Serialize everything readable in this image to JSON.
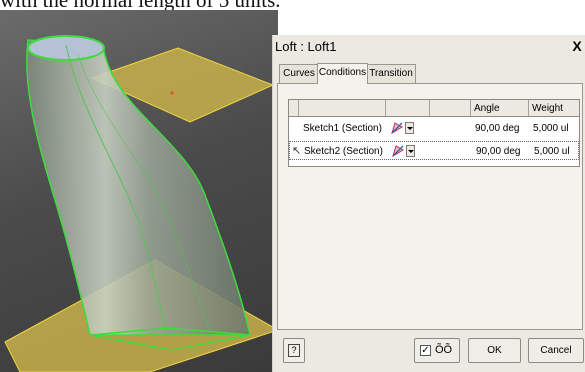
{
  "caption": {
    "text": "with the normal length of 5 units."
  },
  "dialog": {
    "title": "Loft : Loft1",
    "close_label": "X",
    "tabs": [
      {
        "label": "Curves",
        "active": false
      },
      {
        "label": "Conditions",
        "active": true
      },
      {
        "label": "Transition",
        "active": false
      }
    ],
    "table": {
      "columns": [
        "",
        "",
        "",
        "",
        "Angle",
        "Weight"
      ],
      "rows": [
        {
          "name": "Sketch1 (Section)",
          "angle": "90,00 deg",
          "weight": "5,000 ul"
        },
        {
          "name": "Sketch2 (Section)",
          "angle": "90,00 deg",
          "weight": "5,000 ul"
        }
      ]
    },
    "footer": {
      "help_label": "?",
      "preview_checked": true,
      "preview_icon": "glasses-icon",
      "ok_label": "OK",
      "cancel_label": "Cancel"
    }
  },
  "colors": {
    "viewport_bg": "#4b4b4b",
    "plane_fill": "#d9c35a",
    "loft_edge": "#3ddc3d",
    "dialog_bg": "#ece9e2"
  }
}
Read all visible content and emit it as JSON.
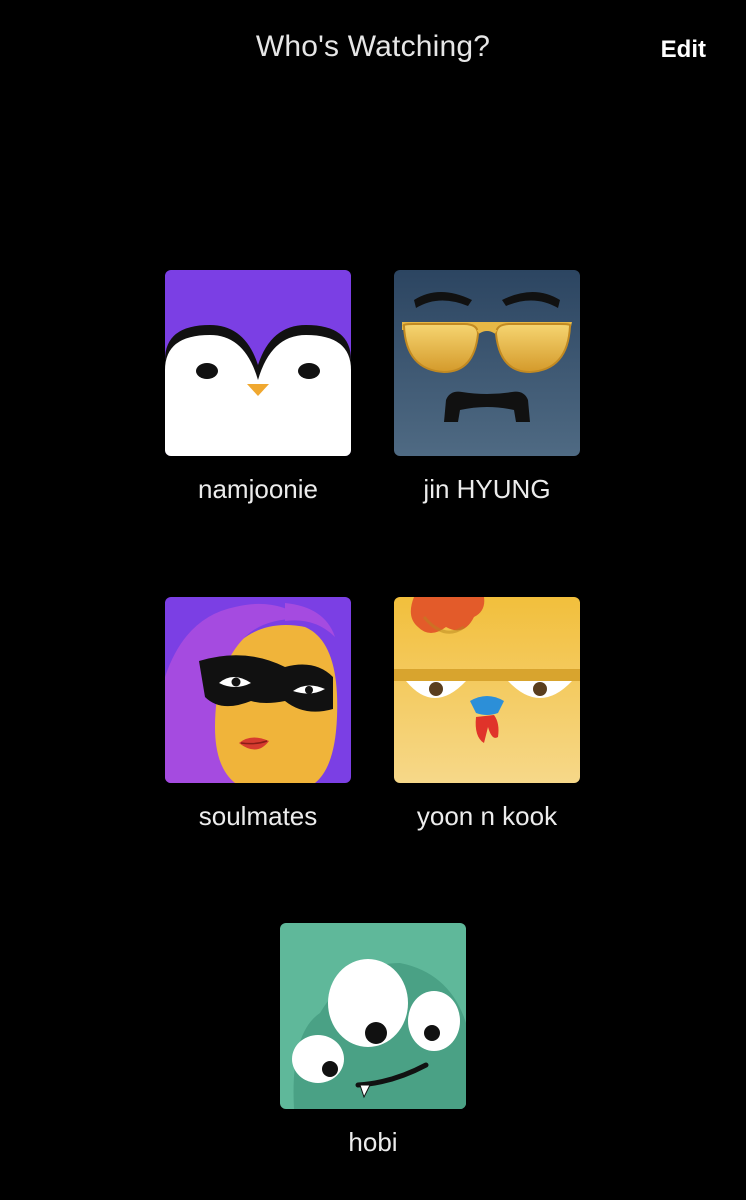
{
  "header": {
    "title": "Who's Watching?",
    "edit_label": "Edit"
  },
  "profiles": [
    {
      "name": "namjoonie",
      "avatar_icon": "penguin-avatar-icon",
      "color": "#7b3fe4"
    },
    {
      "name": "jin HYUNG",
      "avatar_icon": "sunglasses-mustache-avatar-icon",
      "color": "#3b5672"
    },
    {
      "name": "soulmates",
      "avatar_icon": "masked-woman-avatar-icon",
      "color": "#7b3fe4"
    },
    {
      "name": "yoon n kook",
      "avatar_icon": "chicken-avatar-icon",
      "color": "#f2c14e"
    },
    {
      "name": "hobi",
      "avatar_icon": "three-eyed-monster-avatar-icon",
      "color": "#5fb89a"
    }
  ]
}
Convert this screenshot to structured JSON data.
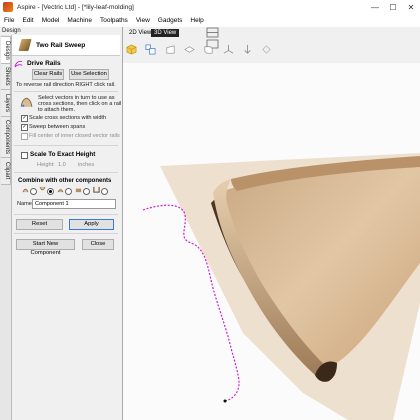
{
  "window": {
    "title": "Aspire - [Vectric Ltd] - [*lily-leaf-molding]",
    "controls": [
      "—",
      "☐",
      "✕"
    ]
  },
  "menu": [
    "File",
    "Edit",
    "Model",
    "Machine",
    "Toolpaths",
    "View",
    "Gadgets",
    "Help"
  ],
  "left_panel": {
    "pane_title": "Design",
    "vertical_tabs": [
      "Design",
      "Sheets",
      "Layers",
      "Components",
      "Clipart"
    ],
    "tool_title": "Two Rail Sweep",
    "drive_rails": {
      "heading": "Drive Rails",
      "clear_label": "Clear Rails",
      "use_selection_label": "Use Selection",
      "reverse_hint": "To reverse rail direction RIGHT click rail."
    },
    "cross_sections": {
      "hint_line1": "Select vectors in turn to use as",
      "hint_line2": "cross sections, then click on a rail",
      "hint_line3": "to attach them.",
      "scale_label": "Scale cross sections with width",
      "sweep_label": "Sweep between spans",
      "fill_label": "Fill center of inner closed vector rails"
    },
    "scale_height": {
      "label": "Scale To Exact Height",
      "height_label": "Height:",
      "height_value": "1.0",
      "units": "inches"
    },
    "combine": {
      "heading": "Combine with other components",
      "selected_index": 1,
      "name_label": "Name",
      "name_value": "Component 1"
    },
    "reset_label": "Reset",
    "apply_label": "Apply",
    "start_new_label": "Start New Component",
    "close_label": "Close"
  },
  "view": {
    "tab_2d": "2D View",
    "tab_3d": "3D View",
    "active_tab": "3D View"
  },
  "colors": {
    "rail": "#d01ed0",
    "wood_light": "#d8bb98",
    "wood_dark": "#4a3522",
    "plane": "#eee0cf"
  }
}
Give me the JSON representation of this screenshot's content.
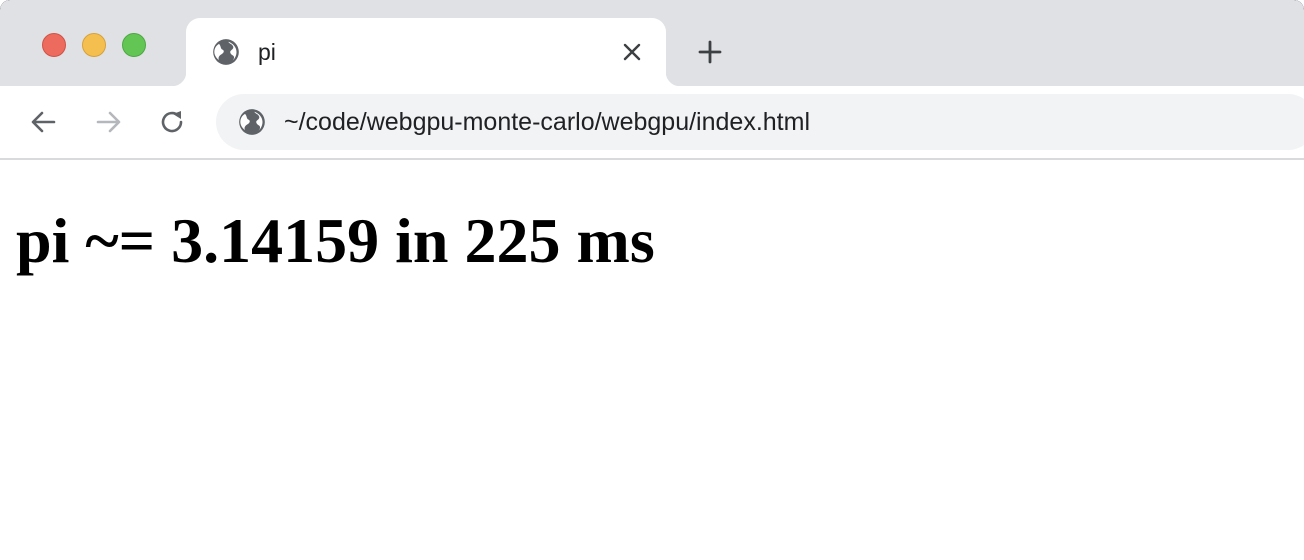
{
  "browser": {
    "tab": {
      "title": "pi",
      "favicon": "globe-icon"
    },
    "new_tab_icon": "plus-icon",
    "toolbar": {
      "back_icon": "arrow-left-icon",
      "forward_icon": "arrow-right-icon",
      "reload_icon": "reload-icon",
      "site_icon": "globe-icon",
      "url": "~/code/webgpu-monte-carlo/webgpu/index.html"
    },
    "traffic_lights": {
      "close_color": "#ed6a5e",
      "minimize_color": "#f5bf4f",
      "maximize_color": "#62c554"
    }
  },
  "page": {
    "heading": "pi ~= 3.14159 in 225 ms"
  }
}
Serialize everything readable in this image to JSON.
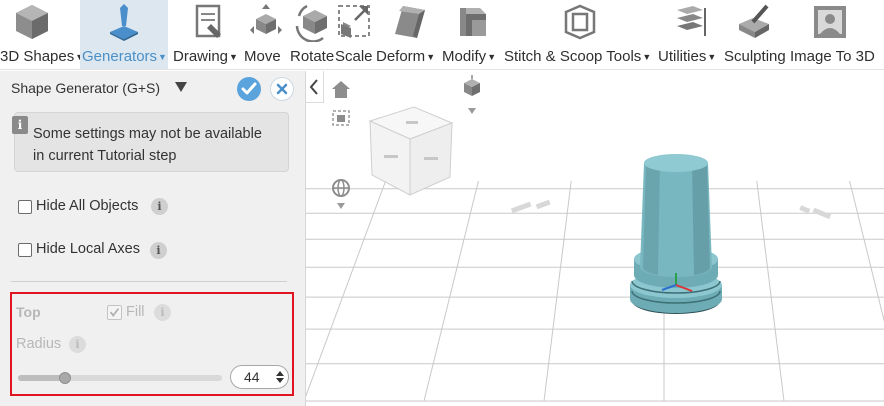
{
  "toolbar": {
    "items": [
      {
        "label": "3D Shapes",
        "icon": "cube-icon",
        "has_menu": true,
        "active": false
      },
      {
        "label": "Generators",
        "icon": "generator-pin-icon",
        "has_menu": true,
        "active": true
      },
      {
        "label": "Drawing",
        "icon": "drawing-icon",
        "has_menu": true,
        "active": false
      },
      {
        "label": "Move",
        "icon": "move-icon",
        "has_menu": false,
        "active": false
      },
      {
        "label": "Rotate",
        "icon": "rotate-icon",
        "has_menu": false,
        "active": false
      },
      {
        "label": "Scale",
        "icon": "scale-icon",
        "has_menu": false,
        "active": false
      },
      {
        "label": "Deform",
        "icon": "deform-icon",
        "has_menu": true,
        "active": false
      },
      {
        "label": "Modify",
        "icon": "modify-icon",
        "has_menu": true,
        "active": false
      },
      {
        "label": "Stitch & Scoop Tools",
        "icon": "stitch-scoop-icon",
        "has_menu": true,
        "active": false
      },
      {
        "label": "Utilities",
        "icon": "utilities-icon",
        "has_menu": true,
        "active": false
      },
      {
        "label": "Sculpting",
        "icon": "sculpting-icon",
        "has_menu": false,
        "active": false
      },
      {
        "label": "Image To 3D",
        "icon": "image-to-3d-icon",
        "has_menu": false,
        "active": false
      }
    ]
  },
  "panel": {
    "title": "Shape Generator (G+S)",
    "info_text": "Some settings may not be available in current Tutorial step",
    "hide_all_objects": {
      "label": "Hide All Objects",
      "checked": false
    },
    "hide_local_axes": {
      "label": "Hide Local Axes",
      "checked": false
    },
    "top_section": {
      "title": "Top",
      "fill_label": "Fill",
      "fill_checked": true,
      "radius_label": "Radius",
      "radius_value": "44",
      "slider_fraction": 0.23
    }
  },
  "colors": {
    "accent": "#5aa3dc",
    "active_tab_bg": "#dde7ef",
    "highlight_border": "#e0141e",
    "shape_fill": "#7fbcc5"
  }
}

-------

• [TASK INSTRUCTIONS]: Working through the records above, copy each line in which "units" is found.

• [FINAL ANSWER]:
    "text": "with the normal length of 5 units."
      "units": "inches"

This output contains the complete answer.